Friday, April 20, 2012
In the case of MrMoonCat vs.THE CHICKENS, the defense offers this photographic evidence:
MrsMoonCat states: "My husband is very supportive of my chicken obsession. He helps me out and encourages me in growing our endeavour. But, he tells the guys that he is just indulging his crazy wife. He says that he puts up with the feathered fiends to appease me and doesn't have anything to do with any of the birds. I don't understand why he doesn't want anyone to know that he enjoys being out with them almost as much as I do and has his favorites in the flock."
MrMoonCat replies: "Uh, no comment. I need to go feed my chickens."
The defense rests..
Friday, March 16, 2012
I initially started raising Giant Cochins with the thought they would be broodies for my Blue Andalusian chicks. Andalusians just have no interest in taking care of their own kids. They produce a bajillion of them, then they are just "dead-beat" parents and don't want to take the time to hatch or raise them! Spring fever has hit hard and they are popping out eggs like crazy in that pen. I was in need of some help to get the blue babies hatched.
So Cochins to the rescue...or NOT. I waited and waited for one of my beautiful blue Cochin gals to go broody. You would think out of 9 hens, one would cooperate? Nope. Nada. So I took the plunge and ordered an incubator off of eBay. Guess what? The pretty little lady pictured above and below decided she wants to raise some chicks! The very day after I spent a small fortune on an "alternative" way to get those babies hatched.
"We are NOT amused"
Wednesday, March 7, 2012
I'm sure the title of this post had you thinking of something else. Never fear, we aren't pregnant and we aren't blue at all around here, but our new babies are!
Welcome to our first hatch of the year (from Monday). 24 eggs went into the incubator and exactly 21 days later, these pretty babies made their way into the big wide world outside their shells. I'm especially happy with these 17 hatchlings because they are the first chicks from my young breeding birds.
In the first week of incubation, 4 eggs were found to not be fertile while 1 started and died. The other 19 eggs went the full three weeks. 2 eggs didn't hatch for unknown reasons, but 17 did and 17 out of 24 is still very good. The fertility and hatch rate should both improve as the breeders get a little older ~ and more experienced :)
The fuzzier chicks are Giant Blue Cochins with the others being my Blue Andalusians. As you can see in the photo, there are some differently colored birds in the brooder. Most birds that carry the common blue or "Andalusian" gene have the possibility of producing Blue, Black or Splash chicks. I am pleased with the group of mostly blue babies: 10 blue (5 Cochins/5 Andalusians), 5 black (3 Cochins/2 Andalusians) and 2 Splash Cochins. Splash chicks will be a whitish based bird with blue or black "splashes" of color. More about the blue genes later.
More photos and blathering on about my birds to come soon!
Wednesday, February 22, 2012
Well, it's been so long since I've posted that I pretty much had to learn how to do it all over again!

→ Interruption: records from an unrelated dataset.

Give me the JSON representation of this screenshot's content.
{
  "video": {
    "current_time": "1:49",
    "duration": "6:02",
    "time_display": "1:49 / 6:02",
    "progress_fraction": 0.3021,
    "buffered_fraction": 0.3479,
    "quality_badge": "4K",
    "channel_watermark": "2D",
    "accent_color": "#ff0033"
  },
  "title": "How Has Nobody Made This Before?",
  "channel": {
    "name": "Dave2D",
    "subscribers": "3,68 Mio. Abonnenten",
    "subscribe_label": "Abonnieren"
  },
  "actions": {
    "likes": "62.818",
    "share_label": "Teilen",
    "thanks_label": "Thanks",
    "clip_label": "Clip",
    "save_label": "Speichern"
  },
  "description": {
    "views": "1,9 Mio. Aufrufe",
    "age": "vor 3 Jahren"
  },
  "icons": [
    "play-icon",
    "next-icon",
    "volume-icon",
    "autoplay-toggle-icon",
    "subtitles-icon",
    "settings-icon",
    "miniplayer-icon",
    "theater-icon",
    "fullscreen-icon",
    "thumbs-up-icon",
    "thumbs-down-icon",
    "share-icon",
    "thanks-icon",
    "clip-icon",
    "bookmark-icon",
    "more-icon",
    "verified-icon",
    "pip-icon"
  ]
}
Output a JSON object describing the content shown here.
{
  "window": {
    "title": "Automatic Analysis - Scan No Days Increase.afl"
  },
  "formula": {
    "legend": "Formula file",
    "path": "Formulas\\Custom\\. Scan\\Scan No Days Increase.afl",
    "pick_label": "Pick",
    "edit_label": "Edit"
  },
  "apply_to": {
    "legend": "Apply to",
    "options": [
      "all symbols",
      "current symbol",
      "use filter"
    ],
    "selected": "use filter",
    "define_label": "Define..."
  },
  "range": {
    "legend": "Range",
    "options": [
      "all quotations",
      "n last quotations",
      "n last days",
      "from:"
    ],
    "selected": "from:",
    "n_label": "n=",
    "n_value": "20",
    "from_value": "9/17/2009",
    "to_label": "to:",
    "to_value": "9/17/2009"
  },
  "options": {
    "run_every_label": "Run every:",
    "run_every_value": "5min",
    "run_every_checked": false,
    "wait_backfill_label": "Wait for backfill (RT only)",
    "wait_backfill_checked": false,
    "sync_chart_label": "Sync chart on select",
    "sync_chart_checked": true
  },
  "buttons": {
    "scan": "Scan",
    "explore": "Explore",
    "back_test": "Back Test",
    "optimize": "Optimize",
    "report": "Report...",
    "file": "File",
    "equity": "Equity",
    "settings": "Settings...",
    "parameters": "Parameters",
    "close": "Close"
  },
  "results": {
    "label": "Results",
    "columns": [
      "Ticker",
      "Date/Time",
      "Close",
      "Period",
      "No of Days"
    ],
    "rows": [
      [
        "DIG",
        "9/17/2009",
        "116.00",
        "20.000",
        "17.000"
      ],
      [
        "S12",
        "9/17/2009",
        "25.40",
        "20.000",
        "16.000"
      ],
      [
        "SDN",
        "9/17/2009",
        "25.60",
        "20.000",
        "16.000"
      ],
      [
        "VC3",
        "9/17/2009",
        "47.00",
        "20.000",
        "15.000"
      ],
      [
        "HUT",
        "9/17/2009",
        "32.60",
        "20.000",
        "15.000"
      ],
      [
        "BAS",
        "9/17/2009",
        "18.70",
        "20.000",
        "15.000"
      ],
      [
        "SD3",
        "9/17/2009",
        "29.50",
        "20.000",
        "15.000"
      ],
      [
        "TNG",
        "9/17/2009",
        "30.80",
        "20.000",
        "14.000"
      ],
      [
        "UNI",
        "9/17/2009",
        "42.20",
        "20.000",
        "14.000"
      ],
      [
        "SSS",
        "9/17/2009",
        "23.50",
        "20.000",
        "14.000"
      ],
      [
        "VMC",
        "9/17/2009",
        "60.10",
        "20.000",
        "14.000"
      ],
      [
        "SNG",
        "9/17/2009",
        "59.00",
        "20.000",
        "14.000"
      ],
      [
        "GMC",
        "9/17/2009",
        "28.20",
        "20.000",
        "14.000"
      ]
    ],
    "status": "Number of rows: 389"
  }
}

Life has kept us very busy here at MoonCat Farms since I last checked in many moons ago. There's too much to cover in one post so I'll just start fresh with one of my favorite and frankly, most time-consuming interests. My chooks...
Mr. MoonCat's parents call them their "grands". When they come up for a visit, they enjoy helping me with the little feathered fiends. In fact we're looking forward to a visit next month when I will be enlisting their help in vaccinating the flock and accomplishing a few other chores that seem to need a few willing extra hands. Plus, we just have fun playing with the birds and spending time outside. The chickens reward their "grands" by sending them back to Arizona with a bunch of beautiful farm fresh eggs!
|Rudy Roo - Barred Plymouth Rock|
|"I'll Be Back..." Iowa Blue hen|
Thursday, September 8, 2011
Just a quick post to introduce you to the baby of the house. "Ernie" is a polydactyl cat with extra toes on each of her paws. She actually has little "thumbs" on her front feet which makes her two times the menace of the other cats ~ she can open drawers and latches like a person! I'm baby-proofing several cabinets now. I did try to get a better photo of her feet, but she kept swatting at me so I'll wait until the monster is asleep for that. You can see a bit of her thumb in the second photo.
As for her name, it obviously stems from a beloved and well-known figure in American history. What isn't quite as well known is that the Nobel prize-winning author Ernest Hemingway had a his house full of these "abnormal" polydactyl cats. In fact, even decades after his death his home in Florida is still a haven for the descendants of his original six-toed cat that he received as a gift from a ship's captain.
These type of cats are said to be much more common on the East Coast than here in the West. I personally hadn't come across one until we adopted Ernie after someone dumped her at our non-pet friends' house. At the time we had a hard time telling if she was indeed a girl, so I called her Ernie and Mr. MoonCat was calling her "Hemi". Got a little confusing since we already have a "Hammy" in the house.